Nutrition plays a big role in every athlete’s life. How do you plan your nutrition?
I keep it very simple. I have a big bowl of seasonal fruits for my breakfast with 2 glasses of water mixed with jaggery and sattu (natural protein for the body). For lunch, I have a millet-based diet, almonds, pumpkin seeds and sunflower seeds as an evening snack and millet-based food for dinner.
In the recent SPBM event, you were the pacer for the 2hr30mins bus? What has been your experience of being a pacer?
It’s always a great feeling to be a pacer as you are helping the running community achieve their goals.
In this event, I was pacing the 2hr30min bus. I started with a bunch of runners but towards the end, there were about 15 runners who completed with me. As far as I remember most of the runners were doing their debut HM and a couple of them with 3 HM’s under their belt. I completed the race in 2hr29mins7secs just within the target time. The bus I was pacing was filled with conversations around nutrition, hydration and running. It was a comfortable race and I did not face any challenges along the way.
The satisfaction you get when you help other runners achieve their respective goals is immense and hence, I would choose to pace over racing any day at any event. I believe in karma, do good and the good will come looking for you.
Do you wish to take part in a triathlon event in the near future? How are you going about your training?
Oh yes, I would definitely take part in a triathlon event post a couple of ultra-marathons. I do include cycling and swimming as part of my cross training workouts. It takes a lot of training to be a successful triathlete. I am strengthening my weaknesses to get better 😉
Being one of the ambassadors for Pinkathon, you obviously have a connection to the cause? Your thoughts on this?
Pinkathon is about women empowerment and spreading awareness about how important it is to take care of one’s health. According to me, it’s very important for women to focus on their fitness apart from what they do on a given day. I want to ensure that all women take the right steps to stay healthy and fit if they haven’t already. “Take care of your body. It’s the only place you have to live”— I believe in this mantra. I am glad that my mentor and Guruji, Milind Soman chose me to be an ambassador for Pinkathon.
You need the right physical and mental strength to run a marathon. How do you stay strong during a race?
I would say you got to be more mentally strong than physical. Running a Marathon is easy but convincing your mind is tough. The battle is between your mind and the body for those 42kms. Your mind will always want to give up after running for a certain distance but being mentally strong is the key to run marathons and ultra-marathons. I train solo most of the days and I train my mind by altering the distance just before I head out for a run. This way you are removing the mental block from your mind.

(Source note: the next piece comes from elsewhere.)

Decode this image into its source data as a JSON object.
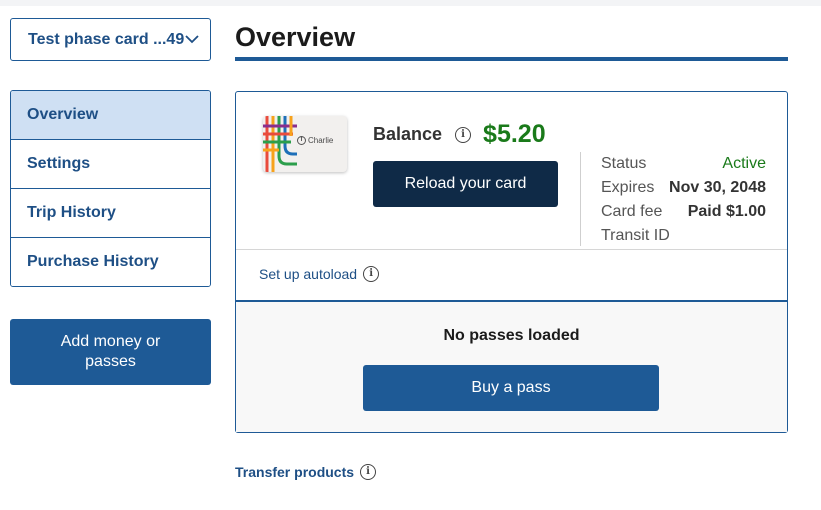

Do you train with a coach? If yes, how has that benefited you in making you a better runner today?
Yes, I do have a mentor who trains me to be a better person every day. According to me, coaches are there to guide you and without them, certain things are not achievable.
You constantly set new highs for yourself. Where does this motivation come from?
Yes, certainly. I love to push myself and set new highs all the time as I believe you got to constantly challenge yourself no matter how much you have achieved or what challenges you might face. The challenges and my past achievements keep me going and motivate me all the way until the finish line or the end of my goal.
What is the advice you have for anyone who wants to take up an endurance sport like “running”?
Get up at 5 in the morning for a month and head out for a short run/jog and see the difference it makes to your life and you will certainly see a lifestyle change.
What big races do you have insight in the coming year?
I definitely want to do a 24-hour stadium run and a couple of ultra-marathons in the next calendar year.